For the best experience, start by smelling the tea leaves. This will give you a sense of a variety’s primary characteristics — earthy, sweet, fragrant, floral, and so on. Then, sip your tea slowly. Repeat this process with the remaining teas you have selected. You can also ask for water to cleanse your palate between teas, though we didn’t find this was necessary — at least not with green teas.
Once you’ve sampled your entire flight, your tea palate will be crystal clear — and can guide your purchase of tea leaves for steeping at home.
What to try and buy
Japan is known primarily for its green teas, though you will find black and oolong teas available, too. Here at Tokyo Saryo, though, we recommend exploring the rainbow of greens; it really blows away the stock “green” tea you often find on the shelves at U.S. supermarkets.
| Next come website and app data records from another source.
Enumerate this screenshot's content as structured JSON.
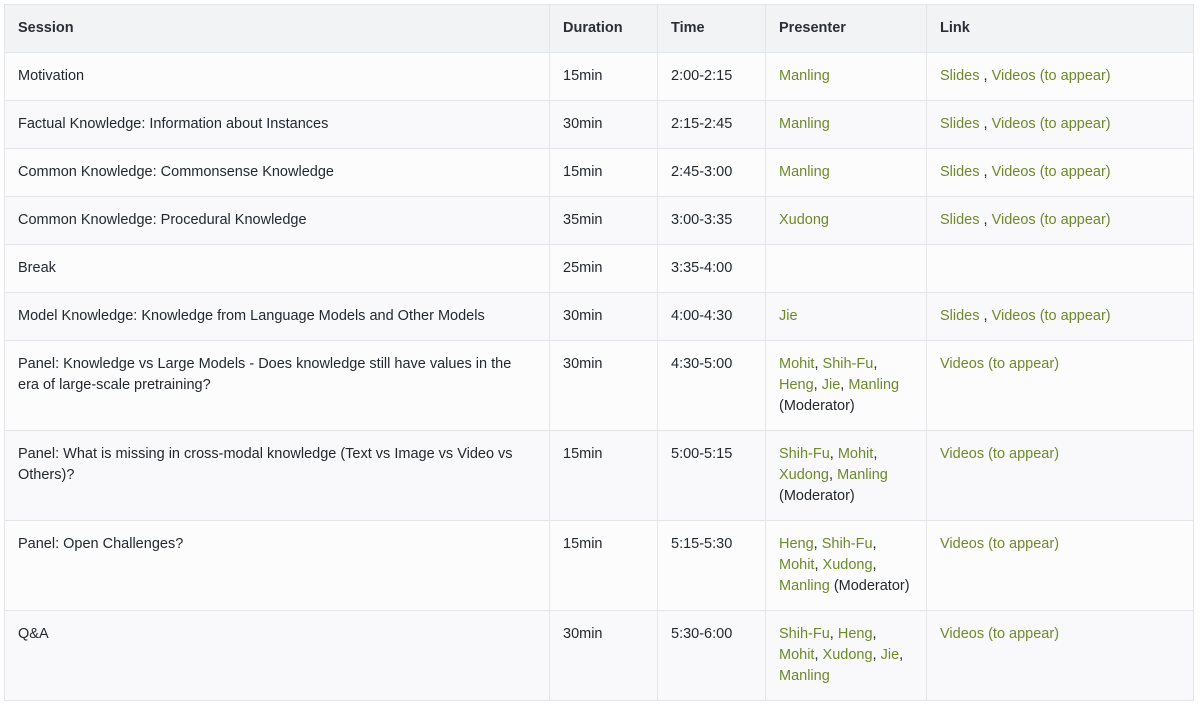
{
  "headers": {
    "session": "Session",
    "duration": "Duration",
    "time": "Time",
    "presenter": "Presenter",
    "link": "Link"
  },
  "colors": {
    "link": "#6d8a2b",
    "header_bg": "#f2f3f5",
    "border": "#e3e5e9",
    "text": "#24292f"
  },
  "rows": [
    {
      "session": "Motivation",
      "duration": "15min",
      "time": "2:00-2:15",
      "presenters": [
        {
          "name": "Manling"
        }
      ],
      "presenter_note": "",
      "links": [
        {
          "text": "Slides"
        },
        {
          "text": "Videos (to appear)"
        }
      ]
    },
    {
      "session": "Factual Knowledge: Information about Instances",
      "duration": "30min",
      "time": "2:15-2:45",
      "presenters": [
        {
          "name": "Manling"
        }
      ],
      "presenter_note": "",
      "links": [
        {
          "text": "Slides"
        },
        {
          "text": "Videos (to appear)"
        }
      ]
    },
    {
      "session": "Common Knowledge: Commonsense Knowledge",
      "duration": "15min",
      "time": "2:45-3:00",
      "presenters": [
        {
          "name": "Manling"
        }
      ],
      "presenter_note": "",
      "links": [
        {
          "text": "Slides"
        },
        {
          "text": "Videos (to appear)"
        }
      ]
    },
    {
      "session": "Common Knowledge: Procedural Knowledge",
      "duration": "35min",
      "time": "3:00-3:35",
      "presenters": [
        {
          "name": "Xudong"
        }
      ],
      "presenter_note": "",
      "links": [
        {
          "text": "Slides"
        },
        {
          "text": "Videos (to appear)"
        }
      ]
    },
    {
      "session": "Break",
      "duration": "25min",
      "time": "3:35-4:00",
      "presenters": [],
      "presenter_note": "",
      "links": []
    },
    {
      "session": "Model Knowledge: Knowledge from Language Models and Other Models",
      "duration": "30min",
      "time": "4:00-4:30",
      "presenters": [
        {
          "name": "Jie"
        }
      ],
      "presenter_note": "",
      "links": [
        {
          "text": "Slides"
        },
        {
          "text": "Videos (to appear)"
        }
      ]
    },
    {
      "session": "Panel: Knowledge vs Large Models - Does knowledge still have values in the era of large-scale pretraining?",
      "duration": "30min",
      "time": "4:30-5:00",
      "presenters": [
        {
          "name": "Mohit"
        },
        {
          "name": "Shih-Fu"
        },
        {
          "name": "Heng"
        },
        {
          "name": "Jie"
        },
        {
          "name": "Manling"
        }
      ],
      "presenter_note": "(Moderator)",
      "links": [
        {
          "text": "Videos (to appear)"
        }
      ]
    },
    {
      "session": "Panel: What is missing in cross-modal knowledge (Text vs Image vs Video vs Others)?",
      "duration": "15min",
      "time": "5:00-5:15",
      "presenters": [
        {
          "name": "Shih-Fu"
        },
        {
          "name": "Mohit"
        },
        {
          "name": "Xudong"
        },
        {
          "name": "Manling"
        }
      ],
      "presenter_note": "(Moderator)",
      "links": [
        {
          "text": "Videos (to appear)"
        }
      ]
    },
    {
      "session": "Panel: Open Challenges?",
      "duration": "15min",
      "time": "5:15-5:30",
      "presenters": [
        {
          "name": "Heng"
        },
        {
          "name": "Shih-Fu"
        },
        {
          "name": "Mohit"
        },
        {
          "name": "Xudong"
        },
        {
          "name": "Manling"
        }
      ],
      "presenter_note": "(Moderator)",
      "links": [
        {
          "text": "Videos (to appear)"
        }
      ]
    },
    {
      "session": "Q&A",
      "duration": "30min",
      "time": "5:30-6:00",
      "presenters": [
        {
          "name": "Shih-Fu"
        },
        {
          "name": "Heng"
        },
        {
          "name": "Mohit"
        },
        {
          "name": "Xudong"
        },
        {
          "name": "Jie"
        },
        {
          "name": "Manling"
        }
      ],
      "presenter_note": "",
      "links": [
        {
          "text": "Videos (to appear)"
        }
      ]
    }
  ]
}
As with the tea you sipped at the bar, pay close attention to the full menu’s notes on each tea’s standout qualities; after sampling your greens, you’ll have a pretty good idea of what you like and what you should avoid. That said, here are a few recs from us newly converted tea-o-philes:
- Koushun ($27/100 grams): This single-origin tea is light-bodied and elegant — best for an afternoon on the deck with a cool breeze blowing by.
- Z1 ($27/100 grams): Once you acclimate to the sliding scale of flavors offered by Japan’s green teas, you’ll likely come to appreciate every part of the spectrum. Case in point: This bitter, earthy tea that’s very full-bodied. Best for sipping by a fire on a cold, sunshiny day.
- Komakage ($18/100 grams): Slightly more affordable, this tea is a fabulous introduction to the savory sensation that is umami. Something like a green-tinged shiitake broth, it serves as a lovely precursor (or accompaniment) to a sushi feast.
- Meiryoku ($22/100 grams): Cool at first blush, this mouthy tea tastes of sweet grains and evinces an incongruous aroma of black tea.
Tokyo Tea 101: A tea education
If you’re staying in Tokyo for a while and want to double-back for more tea-ness, we highly recommend taking a “class” at the onsite tea workshop in Tokyo Saryo. These instructive, hands-on lessons show you how to prepare, sip, and experience tea to get the most from each variety. You’ll also receive information on various teas’ origins and history, which informs how the tea is enjoyed by modern drinkers in Japan.
For more on these classes, the Tokyo Saryo tea menu, or Tokyo tea in general, visit tokyosaryo.jp. Or, for a full tour of the city, check out our latest article on Tokyo — complete with hotspots for dining, fun, history, and adventure.